And last year, the British Government issued a pardon for men convicted of having sex with other men.
Hawking’s book A Brief History of Time is the most successful Sunday Times best-seller of all time, holding top spot for more than five years.
His work with black holes and relativity was revolutionary, and his life was turned into the Oscar-winning film The Theory of Everything, starring Eddie Redmayne.

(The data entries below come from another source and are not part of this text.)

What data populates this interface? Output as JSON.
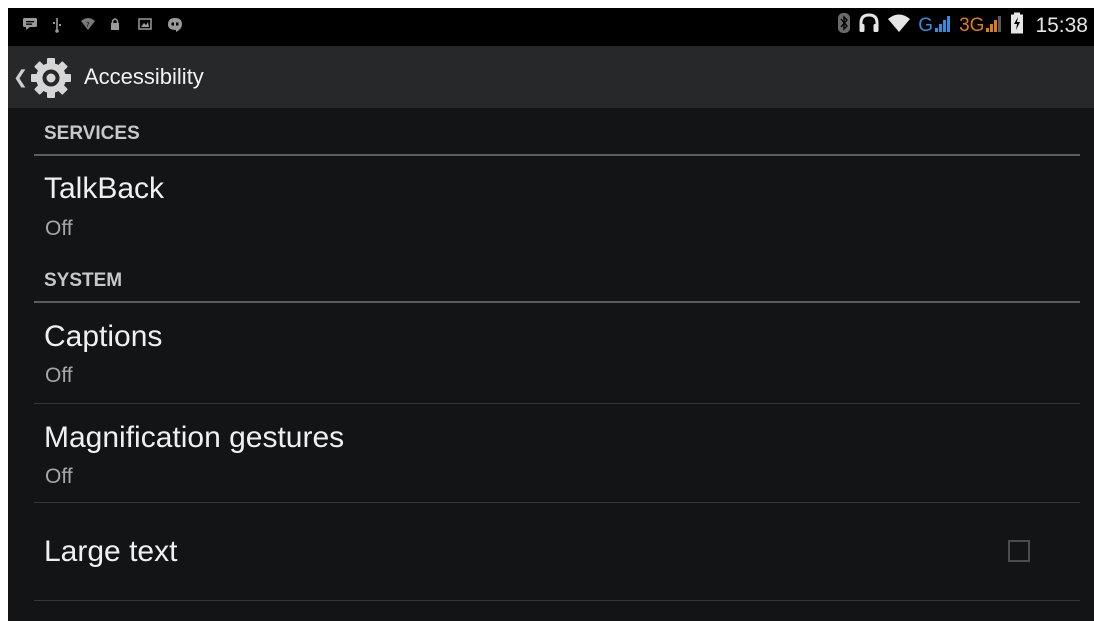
{
  "status_bar": {
    "left_icons": [
      "message-icon",
      "usb-icon",
      "wifi-question-icon",
      "lock-icon",
      "image-icon",
      "hangouts-icon"
    ],
    "network_g": "G",
    "network_3g": "3G",
    "time": "15:38"
  },
  "action_bar": {
    "title": "Accessibility"
  },
  "sections": [
    {
      "header": "SERVICES",
      "items": [
        {
          "title": "TalkBack",
          "summary": "Off"
        }
      ]
    },
    {
      "header": "SYSTEM",
      "items": [
        {
          "title": "Captions",
          "summary": "Off"
        },
        {
          "title": "Magnification gestures",
          "summary": "Off"
        },
        {
          "title": "Large text",
          "checked": false
        }
      ]
    }
  ],
  "colors": {
    "background": "#121416",
    "action_bar": "#262829",
    "accent_blue": "#2f8fdc",
    "accent_orange": "#e07b12"
  }
}
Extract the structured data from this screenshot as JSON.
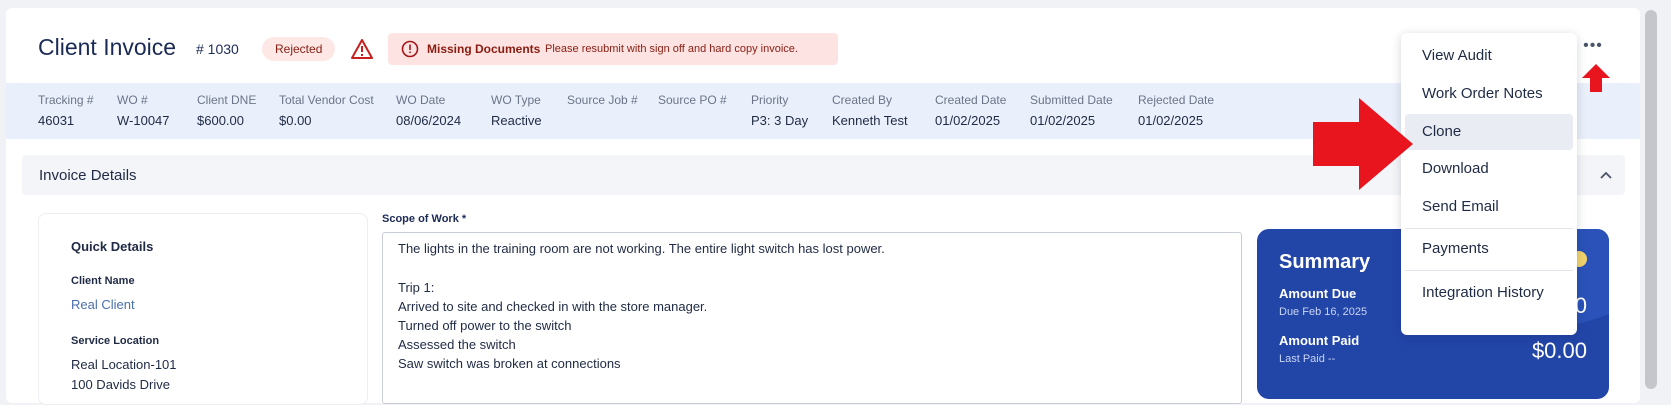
{
  "header": {
    "title": "Client Invoice",
    "invoice_number": "# 1030",
    "status_badge": "Rejected",
    "alert_title": "Missing Documents",
    "alert_message": "Please resubmit with sign off and hard copy invoice.",
    "more_icon": "ellipsis-icon"
  },
  "meta": [
    {
      "label": "Tracking #",
      "value": "46031"
    },
    {
      "label": "WO #",
      "value": "W-10047"
    },
    {
      "label": "Client DNE",
      "value": "$600.00"
    },
    {
      "label": "Total Vendor Cost",
      "value": "$0.00"
    },
    {
      "label": "WO Date",
      "value": "08/06/2024"
    },
    {
      "label": "WO Type",
      "value": "Reactive"
    },
    {
      "label": "Source Job #",
      "value": ""
    },
    {
      "label": "Source PO #",
      "value": ""
    },
    {
      "label": "Priority",
      "value": "P3: 3 Day"
    },
    {
      "label": "Created By",
      "value": "Kenneth Test"
    },
    {
      "label": "Created Date",
      "value": "01/02/2025"
    },
    {
      "label": "Submitted Date",
      "value": "01/02/2025"
    },
    {
      "label": "Rejected Date",
      "value": "01/02/2025"
    }
  ],
  "section": {
    "title": "Invoice Details"
  },
  "quick_details": {
    "heading": "Quick Details",
    "client_label": "Client Name",
    "client_value": "Real Client",
    "location_label": "Service Location",
    "location_line1": "Real Location-101",
    "location_line2": "100 Davids Drive"
  },
  "scope": {
    "label": "Scope of Work *",
    "lines": [
      "The lights in the training room are not working. The entire light switch has lost power.",
      "",
      "Trip 1:",
      "Arrived to site and checked in with the store manager.",
      "Turned off power to the switch",
      "Assessed the switch",
      "Saw switch was broken at connections"
    ]
  },
  "summary": {
    "title": "Summary",
    "amount_due_label": "Amount Due",
    "due_date": "Due Feb 16, 2025",
    "amount_due_value": "0",
    "amount_paid_label": "Amount Paid",
    "last_paid": "Last Paid --",
    "amount_paid_value": "$0.00"
  },
  "menu": {
    "items": [
      "View Audit",
      "Work Order Notes",
      "Clone",
      "Download",
      "Send Email",
      "Payments",
      "Integration History"
    ],
    "selected": "Clone"
  },
  "colors": {
    "accent": "#2245a8",
    "alert_bg": "#fde4e2",
    "alert_text": "#8a1c12",
    "annotation_red": "#e8141e"
  }
}
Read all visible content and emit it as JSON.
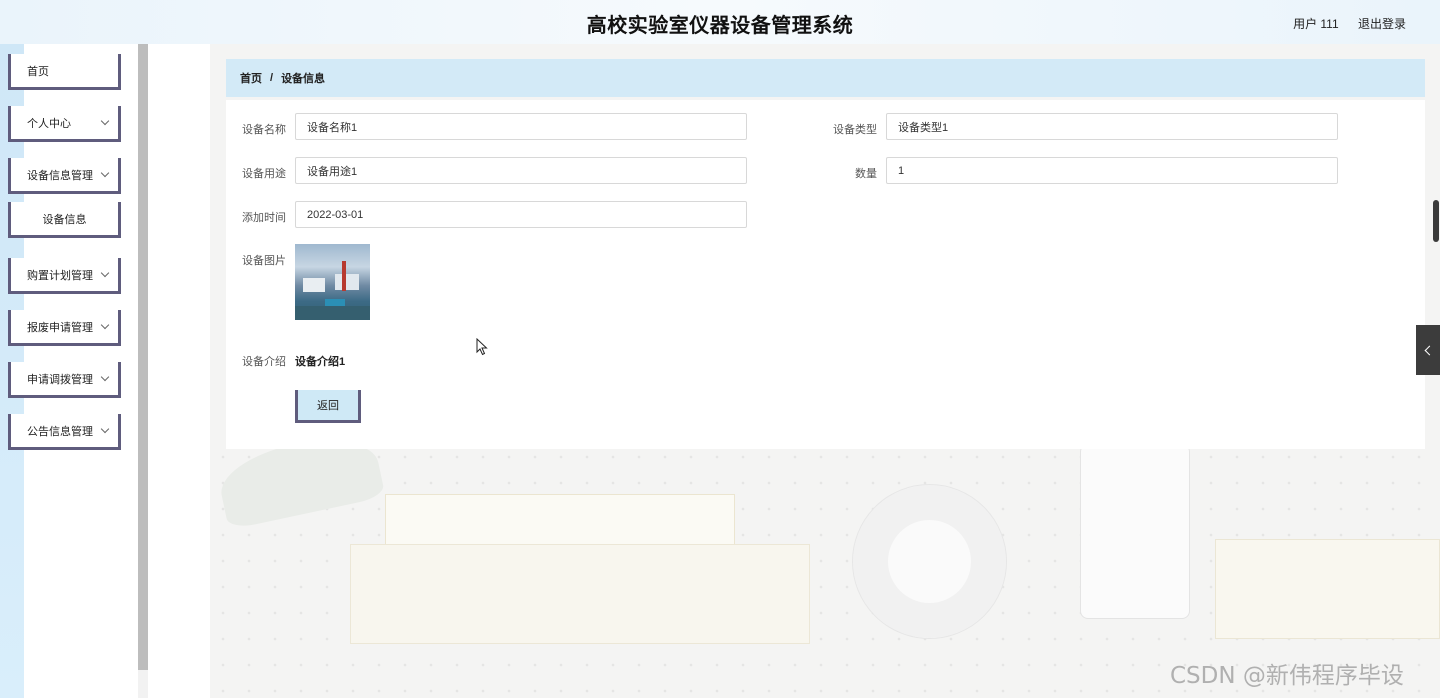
{
  "header": {
    "app_title": "高校实验室仪器设备管理系统",
    "user_label": "用户 111",
    "logout_label": "退出登录"
  },
  "sidebar": {
    "items": [
      {
        "label": "首页",
        "has_children": false
      },
      {
        "label": "个人中心",
        "has_children": true
      },
      {
        "label": "设备信息管理",
        "has_children": true
      },
      {
        "label": "设备信息",
        "has_children": false,
        "submenu": true
      },
      {
        "label": "购置计划管理",
        "has_children": true
      },
      {
        "label": "报废申请管理",
        "has_children": true
      },
      {
        "label": "申请调拨管理",
        "has_children": true
      },
      {
        "label": "公告信息管理",
        "has_children": true
      }
    ]
  },
  "breadcrumb": {
    "home": "首页",
    "separator": "/",
    "current": "设备信息"
  },
  "form": {
    "device_name": {
      "label": "设备名称",
      "value": "设备名称1"
    },
    "device_type": {
      "label": "设备类型",
      "value": "设备类型1"
    },
    "device_use": {
      "label": "设备用途",
      "value": "设备用途1"
    },
    "quantity": {
      "label": "数量",
      "value": "1"
    },
    "added_time": {
      "label": "添加时间",
      "value": "2022-03-01"
    },
    "device_image": {
      "label": "设备图片"
    },
    "device_intro": {
      "label": "设备介绍",
      "value": "设备介绍1"
    },
    "back_label": "返回"
  },
  "watermark": "CSDN @新伟程序毕设",
  "colors": {
    "accent_border": "#5f5c7d",
    "breadcrumb_bg": "#d3eaf7",
    "header_bg": "#eaf4fb"
  }
}
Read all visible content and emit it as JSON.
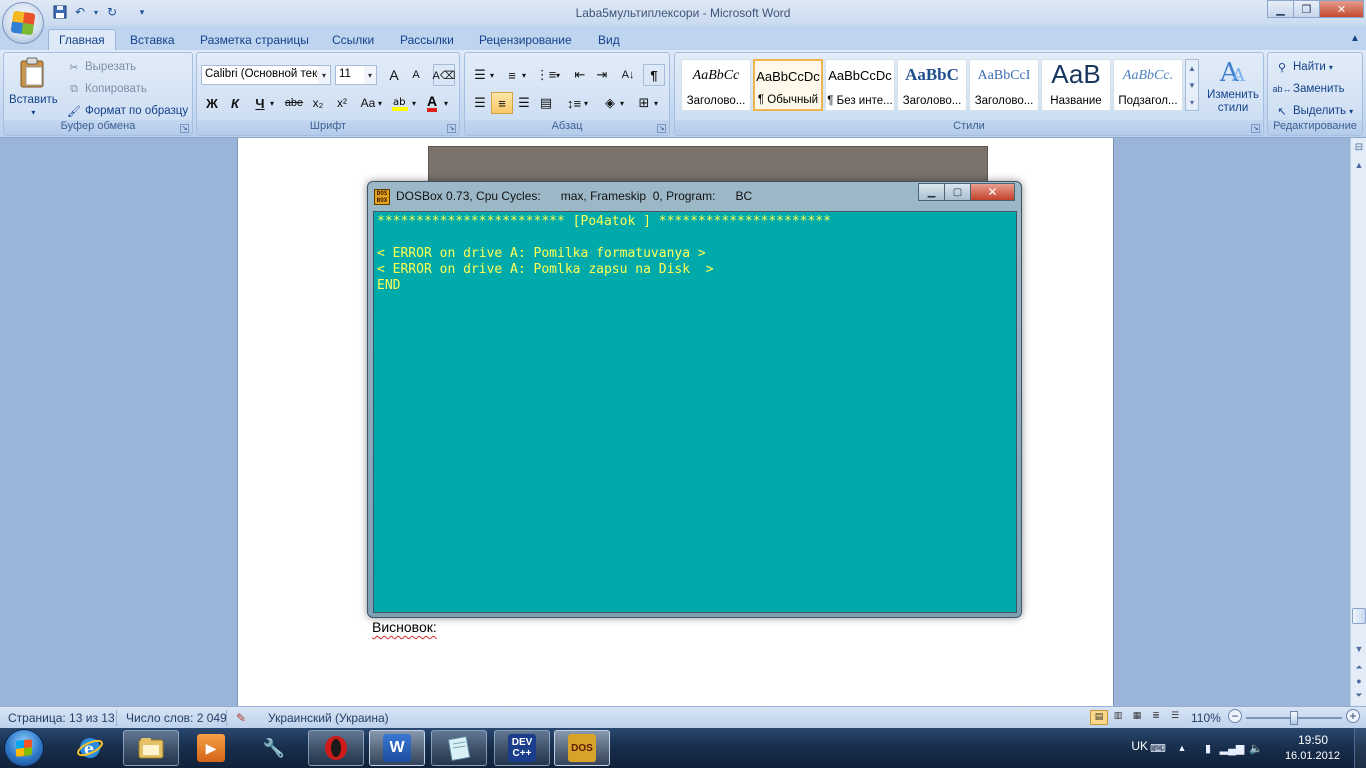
{
  "window": {
    "title": "Laba5мультиплексори - Microsoft Word",
    "minimize_icon": "minimize-icon",
    "maximize_icon": "maximize-icon",
    "close_icon": "close-icon"
  },
  "quick_access": {
    "save_icon": "save-icon",
    "undo_icon": "undo-icon",
    "redo_icon": "redo-icon",
    "customize_icon": "chevron-down-icon"
  },
  "tabs": [
    {
      "label": "Главная"
    },
    {
      "label": "Вставка"
    },
    {
      "label": "Разметка страницы"
    },
    {
      "label": "Ссылки"
    },
    {
      "label": "Рассылки"
    },
    {
      "label": "Рецензирование"
    },
    {
      "label": "Вид"
    }
  ],
  "clipboard": {
    "paste": "Вставить",
    "cut": "Вырезать",
    "copy": "Копировать",
    "format_painter": "Формат по образцу",
    "label": "Буфер обмена"
  },
  "font": {
    "name": "Calibri (Основной текс",
    "size": "11",
    "grow": "A",
    "shrink": "A",
    "bold": "Ж",
    "italic": "К",
    "underline": "Ч",
    "strike": "abe",
    "subscript": "x₂",
    "superscript": "x²",
    "change_case": "Aa",
    "font_color": "A",
    "label": "Шрифт"
  },
  "paragraph": {
    "show_marks": "¶",
    "label": "Абзац"
  },
  "styles": {
    "items": [
      {
        "sample": "AaBbCc",
        "name": "Заголово..."
      },
      {
        "sample": "AaBbCcDc",
        "name": "¶ Обычный"
      },
      {
        "sample": "AaBbCcDc",
        "name": "¶ Без инте..."
      },
      {
        "sample": "AaBbC",
        "name": "Заголово..."
      },
      {
        "sample": "AaBbCcI",
        "name": "Заголово..."
      },
      {
        "sample": "АаВ",
        "name": "Название"
      },
      {
        "sample": "AaBbCc.",
        "name": "Подзагол..."
      }
    ],
    "change_styles": "Изменить стили",
    "label": "Стили"
  },
  "editing": {
    "find": "Найти",
    "replace": "Заменить",
    "select": "Выделить",
    "label": "Редактирование"
  },
  "document": {
    "conclusion": "Висновок:"
  },
  "dosbox": {
    "title": "DOSBox 0.73, Cpu Cycles:      max, Frameskip  0, Program:      BC",
    "icon_text": "DOS BOX",
    "lines": [
      "************************ [Po4atok ] **********************",
      "",
      "< ERROR on drive A: Pomilka formatuvanya >",
      "< ERROR on drive A: Pomlka zapsu na Disk  >",
      "END"
    ],
    "colors": {
      "background": "#00aaaa",
      "text": "#ffff55"
    }
  },
  "status": {
    "page": "Страница: 13 из 13",
    "words": "Число слов: 2 049",
    "language": "Украинский (Украина)",
    "zoom": "110%",
    "zoom_out": "−",
    "zoom_in": "+"
  },
  "taskbar": {
    "apps": [
      {
        "name": "internet-explorer-icon"
      },
      {
        "name": "file-explorer-icon"
      },
      {
        "name": "media-player-icon"
      },
      {
        "name": "tools-icon"
      },
      {
        "name": "opera-icon"
      },
      {
        "name": "word-icon"
      },
      {
        "name": "notepad-icon"
      },
      {
        "name": "dev-cpp-icon",
        "text": "DEV C++"
      },
      {
        "name": "dosbox-icon",
        "text": "DOS"
      }
    ],
    "language": "UK",
    "time": "19:50",
    "date": "16.01.2012"
  }
}
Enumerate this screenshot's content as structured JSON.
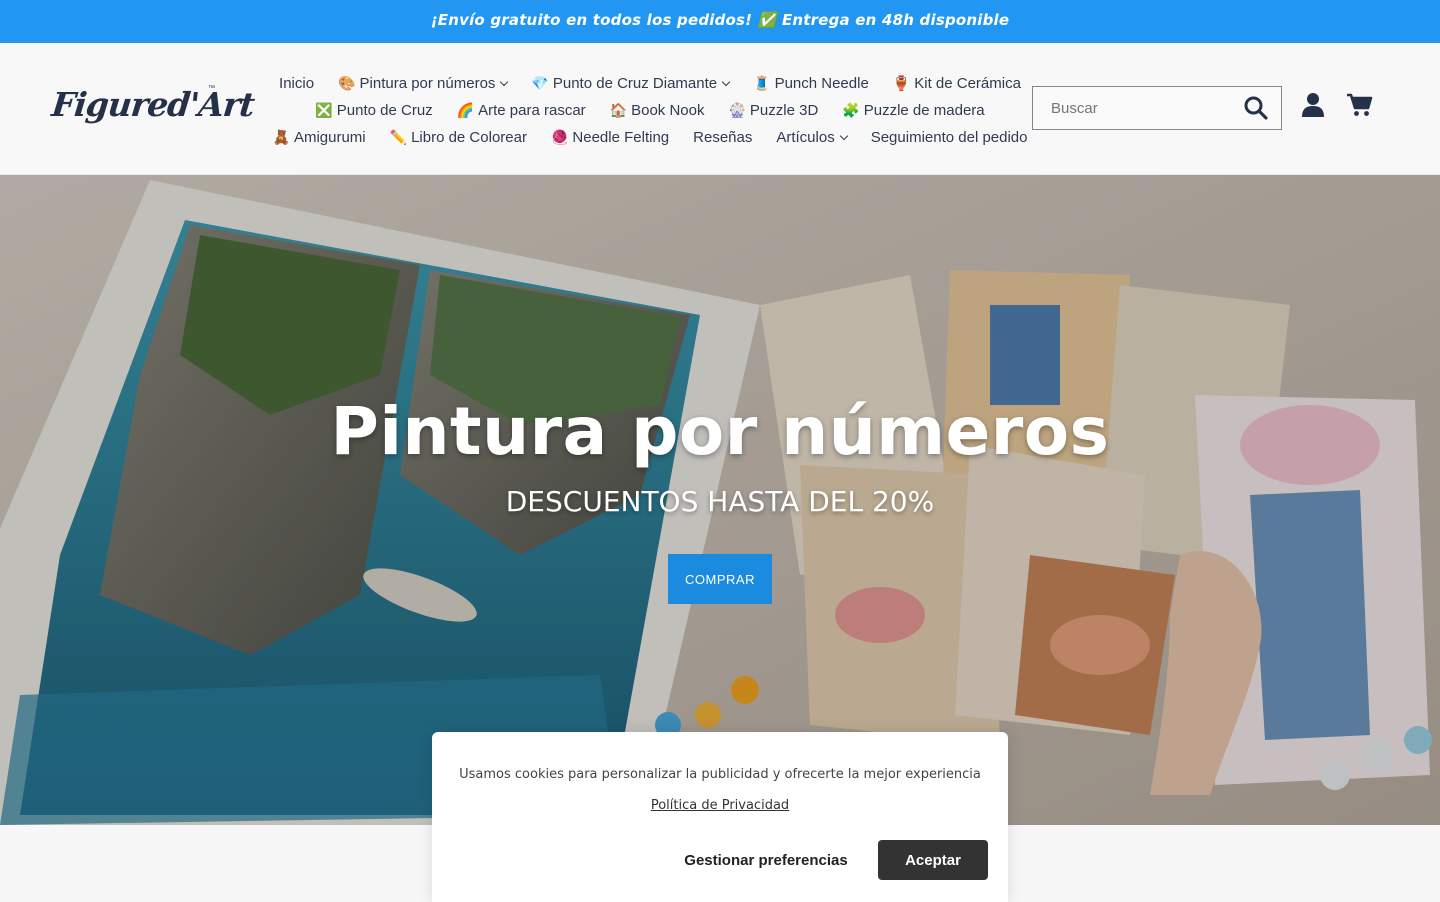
{
  "announcement": {
    "text": "¡Envío gratuito en todos los pedidos! ✅ Entrega en 48h disponible"
  },
  "header": {
    "logo_text": "Figured'Art",
    "logo_tm": "™",
    "search_placeholder": "Buscar"
  },
  "nav": {
    "row1": [
      {
        "emoji": "",
        "label": "Inicio",
        "dropdown": false
      },
      {
        "emoji": "🎨",
        "label": "Pintura por números",
        "dropdown": true
      },
      {
        "emoji": "💎",
        "label": "Punto de Cruz Diamante",
        "dropdown": true
      },
      {
        "emoji": "🧵",
        "label": "Punch Needle",
        "dropdown": false
      },
      {
        "emoji": "🏺",
        "label": "Kit de Cerámica",
        "dropdown": false
      }
    ],
    "row2": [
      {
        "emoji": "❎",
        "label": "Punto de Cruz",
        "dropdown": false
      },
      {
        "emoji": "🌈",
        "label": "Arte para rascar",
        "dropdown": false
      },
      {
        "emoji": "🏠",
        "label": "Book Nook",
        "dropdown": false
      },
      {
        "emoji": "🎡",
        "label": "Puzzle 3D",
        "dropdown": false
      },
      {
        "emoji": "🧩",
        "label": "Puzzle de madera",
        "dropdown": false
      }
    ],
    "row3": [
      {
        "emoji": "🧸",
        "label": "Amigurumi",
        "dropdown": false
      },
      {
        "emoji": "✏️",
        "label": "Libro de Colorear",
        "dropdown": false
      },
      {
        "emoji": "🧶",
        "label": "Needle Felting",
        "dropdown": false
      },
      {
        "emoji": "",
        "label": "Reseñas",
        "dropdown": false
      },
      {
        "emoji": "",
        "label": "Artículos",
        "dropdown": true
      },
      {
        "emoji": "",
        "label": "Seguimiento del pedido",
        "dropdown": false
      }
    ]
  },
  "hero": {
    "title": "Pintura por números",
    "subtitle": "DESCUENTOS HASTA DEL 20%",
    "button": "COMPRAR"
  },
  "cookie": {
    "text": "Usamos cookies para personalizar la publicidad y ofrecerte la mejor experiencia",
    "link": "Política de Privacidad",
    "manage": "Gestionar preferencias",
    "accept": "Aceptar"
  },
  "colors": {
    "announcement_bg": "#2196f3",
    "brand_navy": "#243149",
    "cta_blue": "#1b8be0",
    "accept_bg": "#333333"
  },
  "icons": [
    "search-icon",
    "account-icon",
    "cart-icon"
  ]
}
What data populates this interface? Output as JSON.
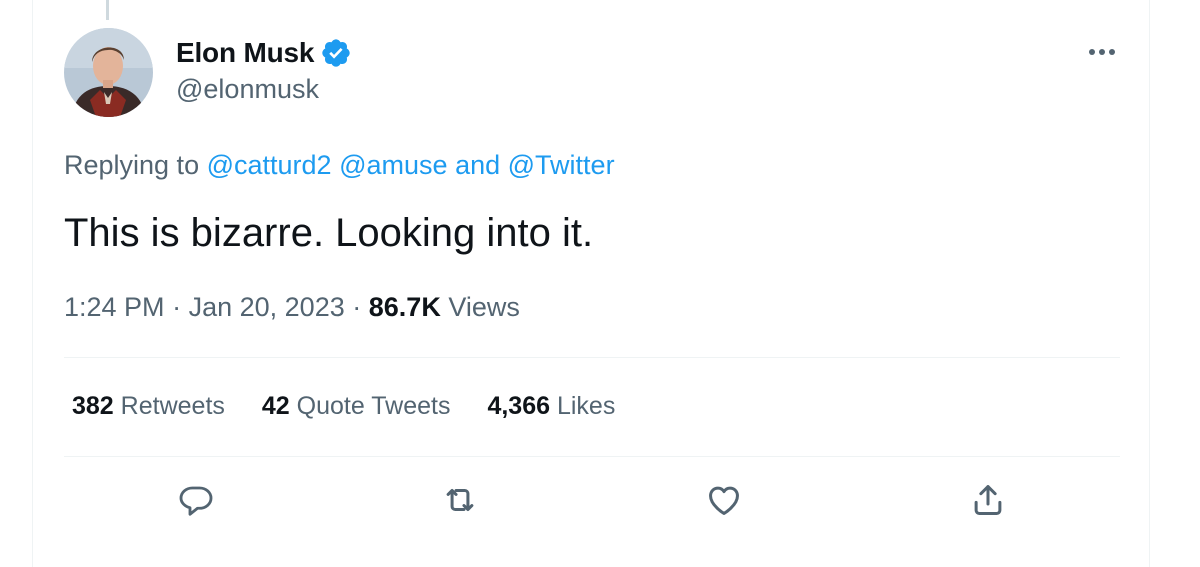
{
  "tweet": {
    "author": {
      "display_name": "Elon Musk",
      "handle": "@elonmusk",
      "verified": true,
      "avatar_icon": "avatar-photo"
    },
    "replying": {
      "prefix": "Replying to",
      "mention_1": "@catturd2",
      "mention_2": "@amuse",
      "conjunction": "and",
      "mention_3": "@Twitter"
    },
    "text": "This is bizarre. Looking into it.",
    "meta": {
      "time": "1:24 PM",
      "separator": "·",
      "date": "Jan 20, 2023",
      "views_count": "86.7K",
      "views_label": "Views"
    },
    "stats": {
      "retweets_count": "382",
      "retweets_label": "Retweets",
      "quotes_count": "42",
      "quotes_label": "Quote Tweets",
      "likes_count": "4,366",
      "likes_label": "Likes"
    },
    "actions": {
      "reply_icon": "reply-icon",
      "retweet_icon": "retweet-icon",
      "like_icon": "heart-icon",
      "share_icon": "share-icon"
    }
  },
  "colors": {
    "accent": "#1d9bf0",
    "text_primary": "#0f1419",
    "text_secondary": "#536471",
    "divider": "#eff3f4"
  }
}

Stephen Hawking was born in Oxford in 1942 and died peacefully at his home in Cambridge.